This section of the Swamp is the most important area for breeding binds. A least 90 species of birds breed within the Swamp. Many of these are area sensitive. They are affected by the width of the forest corridor. They need wide areas of undisturbed forest to breed successfully. Areas at least 500 meters wide are preferred. If forested areas are narrow, these birds can not successfully raise young due to predation from other more aggressive birds like jays, crows and cowbirds or from raccoons feral cats. These predators are usually found in areas adjacent to the swamp but do not venture too far within it.

This section of Swamp is home to many other creatures as well. Mammals found here include the river otter, beaver, opossum, mink and fisher. Wood frogs and other amphibians thrive here as wells as over 58 species of dragonflies and damselflies.

Plants Provide an Important Source of Food

The plants of the Swamp provide year round food for the wildlife of the Swamp. Even in the cold weather of winter, plant material is a critical food source. Many of the songbirds that stay north in the winter congregate in the Swamp. In the wet meadows and the shrub swamp areas they can find many plants with winter seeds as well as shrubs with berries that remain most of the winter. Wetland shrubs like Black Alder provide seeds. Vines of wild grape and bittersweet provide berries, although the grapes are all usually eaten early in the season.

A plant that humans scorn because of the itchy rash it may give us when we unintentionally brush against its leaves, provides an excellent source of berries for wintering birds. The poison ivy is one of the best berry providers for wintering birds.

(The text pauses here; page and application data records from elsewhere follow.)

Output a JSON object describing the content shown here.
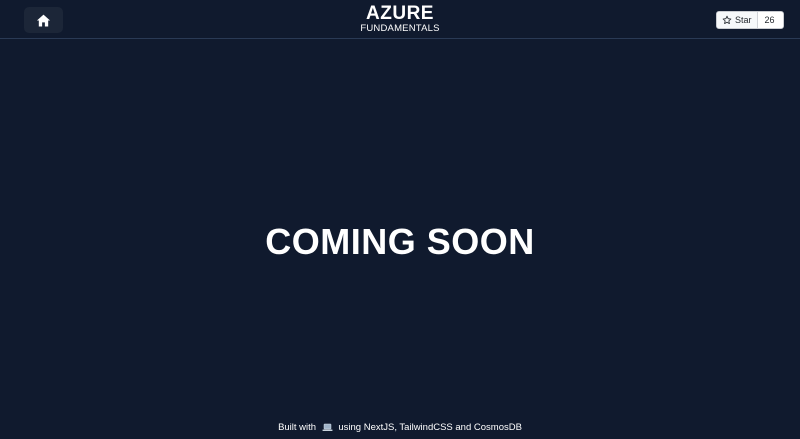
{
  "header": {
    "home_icon": "home-icon",
    "brand": {
      "title": "AZURE",
      "subtitle": "FUNDAMENTALS"
    },
    "github_star": {
      "icon": "star-icon",
      "label": "Star",
      "count": "26"
    }
  },
  "main": {
    "message": "COMING SOON"
  },
  "footer": {
    "prefix": "Built with",
    "icon": "laptop-icon",
    "suffix": "using NextJS, TailwindCSS and CosmosDB"
  },
  "colors": {
    "background": "#101a2e",
    "header_border": "#2a3a55",
    "home_button_bg": "#1c2638",
    "text": "#ffffff"
  }
}
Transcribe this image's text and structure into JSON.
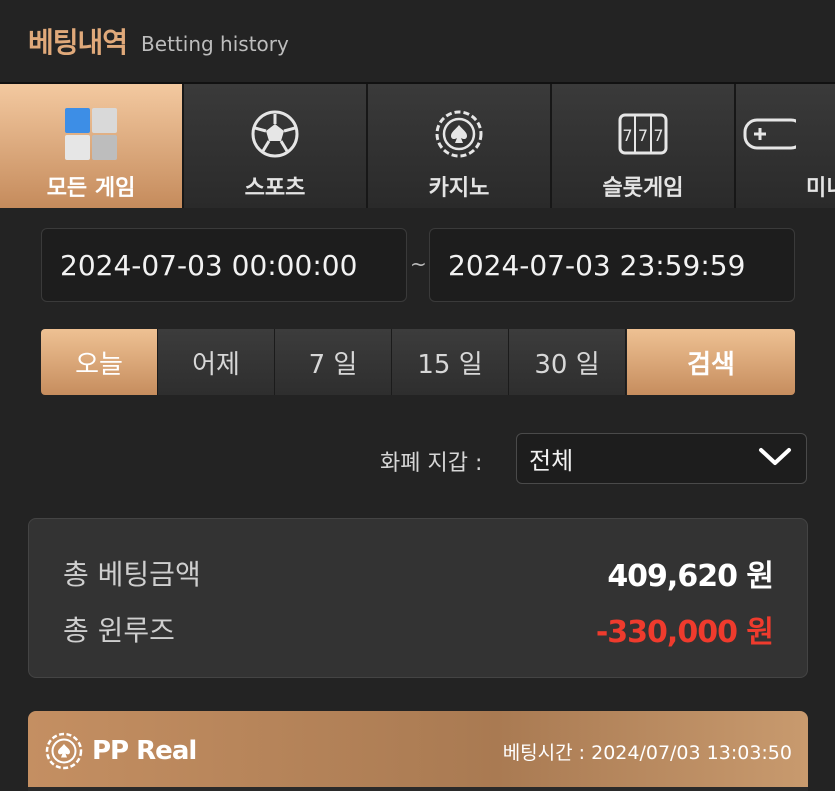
{
  "header": {
    "title": "베팅내역",
    "subtitle": "Betting history"
  },
  "tabs": [
    {
      "label": "모든 게임",
      "icon": "all-games-cube-icon",
      "active": true
    },
    {
      "label": "스포츠",
      "icon": "soccer-ball-icon",
      "active": false
    },
    {
      "label": "카지노",
      "icon": "casino-chip-icon",
      "active": false
    },
    {
      "label": "슬롯게임",
      "icon": "slot-machine-icon",
      "active": false
    },
    {
      "label": "미니",
      "icon": "gamepad-icon",
      "active": false
    }
  ],
  "date_range": {
    "start": "2024-07-03 00:00:00",
    "separator": "~",
    "end": "2024-07-03 23:59:59"
  },
  "periods": [
    {
      "label": "오늘",
      "active": true
    },
    {
      "label": "어제",
      "active": false
    },
    {
      "label": "7 일",
      "active": false
    },
    {
      "label": "15 일",
      "active": false
    },
    {
      "label": "30 일",
      "active": false
    }
  ],
  "search_label": "검색",
  "currency": {
    "label": "화폐 지갑 :",
    "selected": "전체"
  },
  "summary": {
    "total_bet_label": "총 베팅금액",
    "total_bet_value": "409,620 원",
    "total_winloss_label": "총 윈루즈",
    "total_winloss_value": "-330,000 원"
  },
  "bet": {
    "game": "PP Real",
    "icon": "casino-chip-icon",
    "time_label": "베팅시간 : 2024/07/03 13:03:50"
  },
  "colors": {
    "accent": "#c68d5e",
    "negative": "#ef3b2d",
    "title": "#e0a97a"
  }
}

Food Providing Plants of the Great Swamp
Alder Twig Cattail Loosestrife Poison Ivy
Alder Twig Cattail Loosestrife Poison Ivy